- **Entries from a dataset of interfaces**:
= = =

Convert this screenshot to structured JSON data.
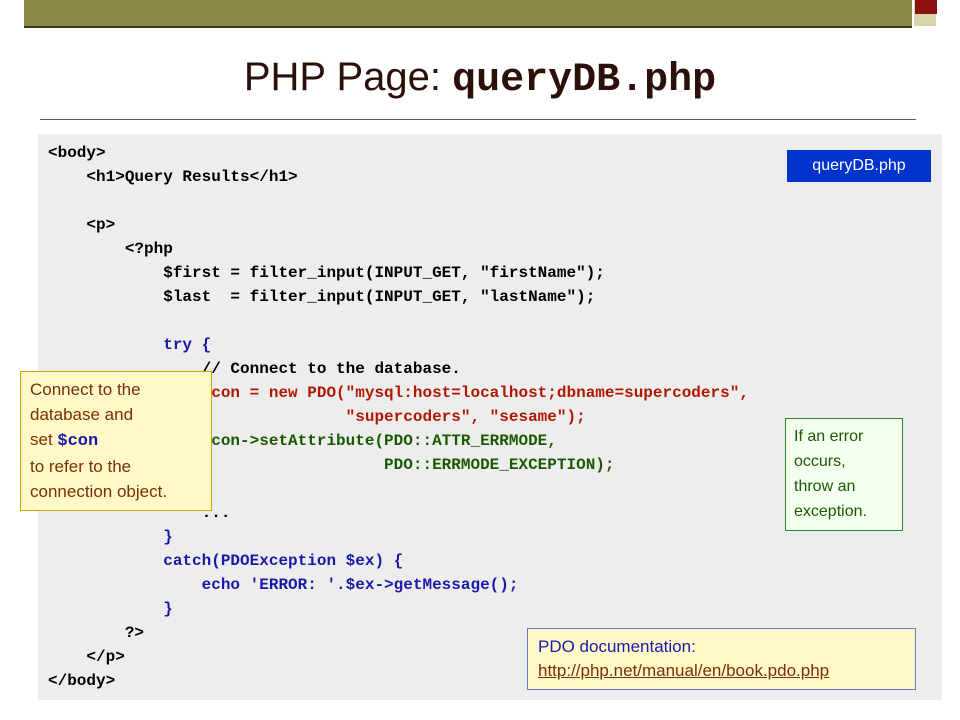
{
  "slide": {
    "title_prefix": "PHP Page: ",
    "title_file": "queryDB.php"
  },
  "code_lines": [
    "<body>",
    "    <h1>Query Results</h1>",
    "",
    "    <p>",
    "        <?php",
    "            $first = filter_input(INPUT_GET, \"firstName\");",
    "            $last  = filter_input(INPUT_GET, \"lastName\");",
    "",
    "            try {",
    "                // Connect to the database.",
    "                $con = new PDO(\"mysql:host=localhost;dbname=supercoders\",",
    "                               \"supercoders\", \"sesame\");",
    "                $con->setAttribute(PDO::ATTR_ERRMODE,",
    "                                   PDO::ERRMODE_EXCEPTION);",
    "",
    "                ...",
    "            }",
    "            catch(PDOException $ex) {",
    "                echo 'ERROR: '.$ex->getMessage();",
    "            }",
    "        ?>",
    "    </p>",
    "</body>"
  ],
  "callouts": {
    "file_label": "queryDB.php",
    "connect_note": {
      "line1": "Connect to the",
      "line2": "database and",
      "line3_prefix": "set ",
      "line3_var": "$con",
      "line4": "to refer to the",
      "line5": "connection object."
    },
    "error_note": {
      "line1": "If an error",
      "line2": "occurs,",
      "line3": "throw an",
      "line4": "exception."
    },
    "doc_note": {
      "heading": "PDO documentation:",
      "link": "http://php.net/manual/en/book.pdo.php"
    }
  },
  "colors": {
    "top_bar": "#8c8a4a",
    "code_keyword": "#1a1aa8",
    "code_connect": "#b01800",
    "code_catch": "#1a5a00",
    "file_label_bg": "#0033cc"
  }
}
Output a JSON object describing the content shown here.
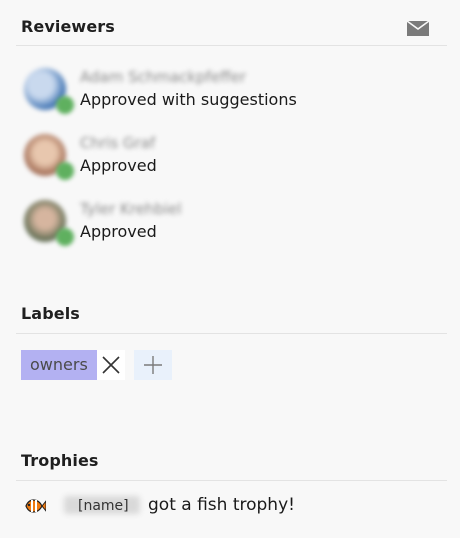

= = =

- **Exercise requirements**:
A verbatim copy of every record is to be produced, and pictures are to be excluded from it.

- **Answer box**:
Convert this screenshot to structured JSON data.
{
  "slide": {
    "title_prefix": "PHP Page: ",
    "title_file": "queryDB.php"
  },
  "code_lines": [
    "<body>",
    "    <h1>Query Results</h1>",
    "",
    "    <p>",
    "        <?php",
    "            $first = filter_input(INPUT_GET, \"firstName\");",
    "            $last  = filter_input(INPUT_GET, \"lastName\");",
    "",
    "            try {",
    "                // Connect to the database.",
    "                $con = new PDO(\"mysql:host=localhost;dbname=supercoders\",",
    "                               \"supercoders\", \"sesame\");",
    "                $con->setAttribute(PDO::ATTR_ERRMODE,",
    "                                   PDO::ERRMODE_EXCEPTION);",
    "",
    "                ...",
    "            }",
    "            catch(PDOException $ex) {",
    "                echo 'ERROR: '.$ex->getMessage();",
    "            }",
    "        ?>",
    "    </p>",
    "</body>"
  ],
  "callouts": {
    "file_label": "queryDB.php",
    "connect_note": {
      "line1": "Connect to the",
      "line2": "database and",
      "line3_prefix": "set ",
      "line3_var": "$con",
      "line4": "to refer to the",
      "line5": "connection object."
    },
    "error_note": {
      "line1": "If an error",
      "line2": "occurs,",
      "line3": "throw an",
      "line4": "exception."
    },
    "doc_note": {
      "heading": "PDO documentation:",
      "link": "http://php.net/manual/en/book.pdo.php"
    }
  },
  "colors": {
    "top_bar": "#8c8a4a",
    "code_keyword": "#1a1aa8",
    "code_connect": "#b01800",
    "code_catch": "#1a5a00",
    "file_label_bg": "#0033cc"
  }
}
Output a JSON object describing the content shown here.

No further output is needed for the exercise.